Here are a few titles that I’ve recently read that I think could be the next big thing at the library, bookstores and eventually the box office.



The Red Queen
by Victoria Aveyard

Mare Barrow lives in a world that’s divided by blood – those who bleed red are the poor commoners, destined to a life of poverty. The silver bloods are the elites in society who also possess super-human powers and strengths.

After a series of unfortunate events and a chance encounter with a prince, Mare discovers she has special abilities of her own. In the wake of a Red rebellion, the royal family forces her to hide her true identity, claiming she’s of Silver lineage and betrothing her to their son. The rebels can’t be silenced though and Mare’s abilities play a crucial role in the impending revolution.
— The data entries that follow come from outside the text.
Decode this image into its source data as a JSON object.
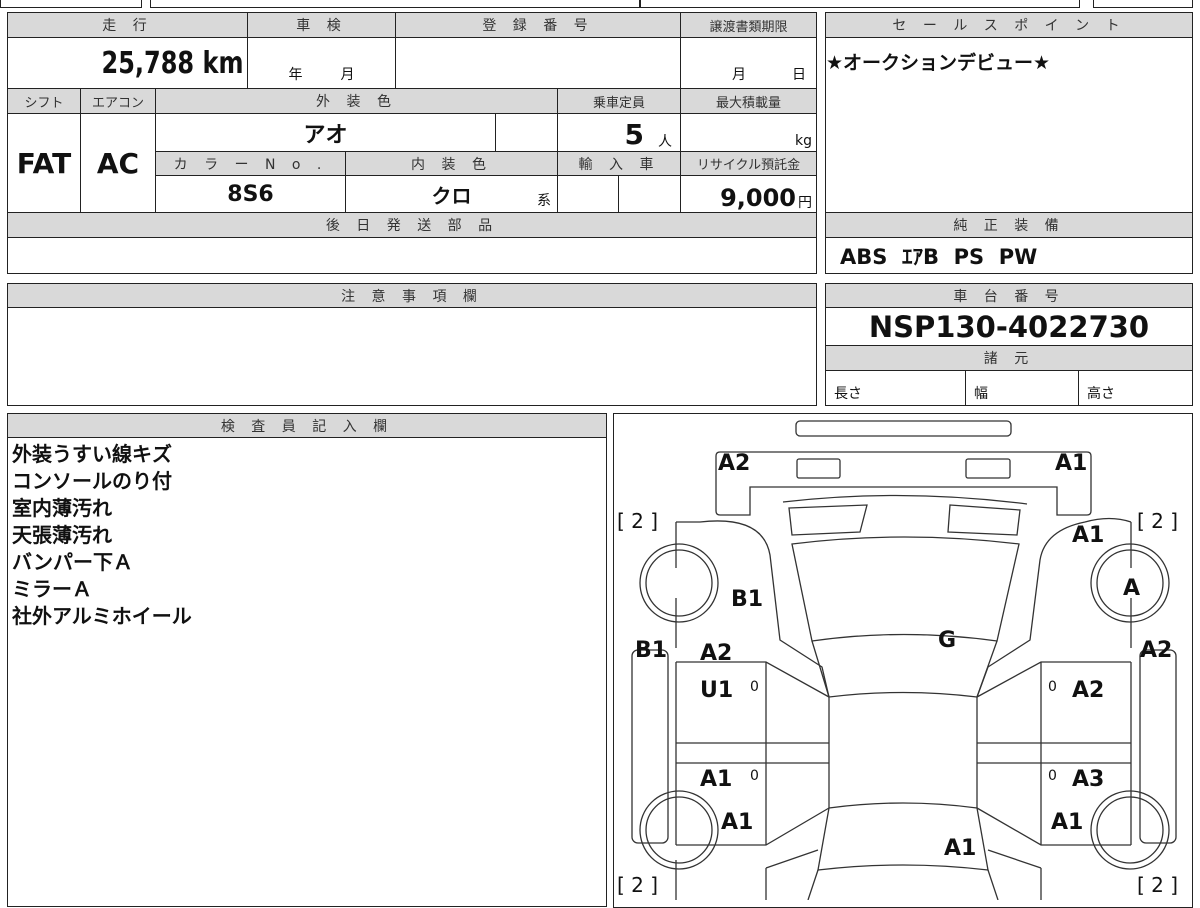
{
  "vehicle": {
    "mileage_header": "走 行",
    "mileage": "25,788",
    "mileage_unit": "km",
    "inspection_header": "車 検",
    "inspection_year": "年",
    "inspection_month": "月",
    "registration_header": "登 録 番 号",
    "transfer_header": "譲渡書類期限",
    "transfer_month": "月",
    "transfer_day": "日",
    "shift_header": "シフト",
    "shift": "FAT",
    "ac_header": "エアコン",
    "ac": "AC",
    "exterior_header": "外 装 色",
    "exterior": "アオ",
    "capacity_header": "乗車定員",
    "capacity": "5",
    "capacity_unit": "人",
    "load_header": "最大積載量",
    "load_unit": "kg",
    "color_no_header": "カ ラ ー N o .",
    "color_no": "8S6",
    "interior_header": "内 装 色",
    "interior": "クロ",
    "interior_suffix": "系",
    "import_header": "輸 入 車",
    "recycle_header": "リサイクル預託金",
    "recycle": "9,000",
    "recycle_unit": "円",
    "later_parts_header": "後 日 発 送 部 品"
  },
  "sales_point": {
    "header": "セ ー ル ス ポ イ ン ト",
    "text": "★オークションデビュー★"
  },
  "equipment": {
    "header": "純 正 装 備",
    "text": "ABS  ｴｱB  PS  PW"
  },
  "notes": {
    "header": "注 意 事 項 欄"
  },
  "chassis": {
    "header": "車 台 番 号",
    "number": "NSP130-4022730",
    "spec_header": "諸 元",
    "length": "長さ",
    "width": "幅",
    "height": "高さ"
  },
  "inspector": {
    "header": "検 査 員 記 入 欄",
    "lines": [
      "外装うすい線キズ",
      "コンソールのり付",
      "室内薄汚れ",
      "天張薄汚れ",
      "バンパー下Ａ",
      "ミラーＡ",
      "社外アルミホイール"
    ]
  },
  "diagram": {
    "marks": [
      "A2",
      "A1",
      "[ 2 ]",
      "[ 2 ]",
      "A1",
      "A",
      "B1",
      "G",
      "B1",
      "A2",
      "A2",
      "U1",
      "0",
      "0",
      "A2",
      "A1",
      "0",
      "0",
      "A3",
      "A1",
      "A1",
      "A1",
      "[ 2 ]",
      "[ 2 ]"
    ]
  }
}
The Red Queen is a mix of The Hunger Games, X-Men and Game of Thrones. Sounds like a weird combination but it surprisingly works. While the book isn’t especially original and some of the plot twist are predictable, it’s still an entertaining and action packed story.


The 5th Wave
by Rick Yancy


Sixteen year old Cassie Sullivan is trying to survive on her own after a series of alien invasions, called waves, that have begun wiping the planet of human life. She’s already lost both parents and she last saw her little brother waving from the back of a school bus on his way to safety at a nearby military base…or so she thought.

The aliens know she’s out there though and they’ve sent a “Silencer”to track her down and kill her. What they didn’t plan on is a very real, very human connection that forms between Cassie and her would be assailant.

Part War of the Worlds and part Falling Skies, The 5th Wave is a high octane survival story that will appeal to both guys, gals and their parents. Cassie is the main protagonist, but the chapters alternate between her point of view and other main characters in the novel until all their stories meet at the end. The movie version didn’t do so well at the box office, but the book is a well written, engaging story that will leave teens eager for the next installment, The Infinite Sea.



Miss Perigrine’s Home for Peculiar Children
by Ransom Riggs

Don’t let the cover fool you – this book is not a horror story! Instead, brace yourself for a time traveling adventure as Jacob Portman, who sets out to find out who his recently deceased grandfather really is, stumbles upon a portal that takes him back to Wales during WWII.

There he discovers the orphanage his grandfather grew up in, a bunch of mysterious children with super powers and a dangerous monster that’s out to kill them all.

Part one in a trilogy, Miss Perigrine’s Home for Peculiar Children is a fascinating story that uses photographs to enhance the plot and reader’s experience. Characters are extremely well developed and the story unlike any you will ever read. The books have been wildly popular for a few years now, but with the movie version set to hit theaters in August, expect a rush of new fans to the series.